■ AIM OF THE EXERCISE ■
Please copy out every line in the records below that includes the word "Superficie".

■ Page and application data records ■
==============================

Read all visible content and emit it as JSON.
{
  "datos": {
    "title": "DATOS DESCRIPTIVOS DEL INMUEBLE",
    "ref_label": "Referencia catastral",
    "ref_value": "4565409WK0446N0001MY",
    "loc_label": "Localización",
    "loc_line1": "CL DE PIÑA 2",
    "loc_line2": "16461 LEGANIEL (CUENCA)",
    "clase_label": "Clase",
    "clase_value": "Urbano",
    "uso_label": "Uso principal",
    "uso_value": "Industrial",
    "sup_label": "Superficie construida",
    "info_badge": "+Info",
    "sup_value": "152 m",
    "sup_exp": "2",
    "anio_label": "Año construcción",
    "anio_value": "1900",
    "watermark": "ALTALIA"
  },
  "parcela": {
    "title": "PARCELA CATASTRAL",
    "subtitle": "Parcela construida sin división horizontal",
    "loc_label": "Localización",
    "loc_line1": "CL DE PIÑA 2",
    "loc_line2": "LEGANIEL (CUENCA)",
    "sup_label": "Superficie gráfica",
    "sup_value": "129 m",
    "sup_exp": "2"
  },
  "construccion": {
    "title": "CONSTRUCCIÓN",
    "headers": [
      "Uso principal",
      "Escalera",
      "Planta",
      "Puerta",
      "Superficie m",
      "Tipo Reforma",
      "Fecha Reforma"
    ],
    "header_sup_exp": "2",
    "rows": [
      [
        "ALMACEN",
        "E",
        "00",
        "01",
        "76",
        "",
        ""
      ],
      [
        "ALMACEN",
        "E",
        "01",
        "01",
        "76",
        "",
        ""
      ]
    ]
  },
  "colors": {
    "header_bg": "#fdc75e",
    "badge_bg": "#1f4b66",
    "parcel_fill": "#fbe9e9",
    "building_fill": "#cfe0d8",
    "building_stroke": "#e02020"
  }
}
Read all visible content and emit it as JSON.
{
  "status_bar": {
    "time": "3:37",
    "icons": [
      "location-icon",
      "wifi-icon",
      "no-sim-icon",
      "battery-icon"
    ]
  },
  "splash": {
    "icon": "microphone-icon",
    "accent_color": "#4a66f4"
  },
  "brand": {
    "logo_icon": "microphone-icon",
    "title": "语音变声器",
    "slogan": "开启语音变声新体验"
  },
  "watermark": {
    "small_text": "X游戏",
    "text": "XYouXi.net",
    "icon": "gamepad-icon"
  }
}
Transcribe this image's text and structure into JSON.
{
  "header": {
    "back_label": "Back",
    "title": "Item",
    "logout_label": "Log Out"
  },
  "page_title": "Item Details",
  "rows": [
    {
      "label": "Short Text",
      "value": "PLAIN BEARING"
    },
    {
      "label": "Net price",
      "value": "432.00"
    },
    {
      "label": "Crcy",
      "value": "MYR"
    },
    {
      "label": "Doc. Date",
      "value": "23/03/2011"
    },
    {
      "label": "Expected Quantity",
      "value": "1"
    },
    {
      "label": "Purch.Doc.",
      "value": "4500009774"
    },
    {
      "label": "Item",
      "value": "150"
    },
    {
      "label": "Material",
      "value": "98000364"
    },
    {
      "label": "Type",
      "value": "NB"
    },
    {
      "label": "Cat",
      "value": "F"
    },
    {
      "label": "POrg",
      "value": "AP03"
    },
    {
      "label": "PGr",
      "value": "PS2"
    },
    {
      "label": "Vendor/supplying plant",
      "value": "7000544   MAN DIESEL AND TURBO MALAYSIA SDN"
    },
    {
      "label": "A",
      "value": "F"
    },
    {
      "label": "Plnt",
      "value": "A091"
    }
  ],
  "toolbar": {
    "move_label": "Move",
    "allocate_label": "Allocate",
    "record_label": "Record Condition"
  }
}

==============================

■ OUTPUT BELOW ■
    "sup_label": "Superficie construida",
    "sup_label": "Superficie gráfica",
      "Superficie m",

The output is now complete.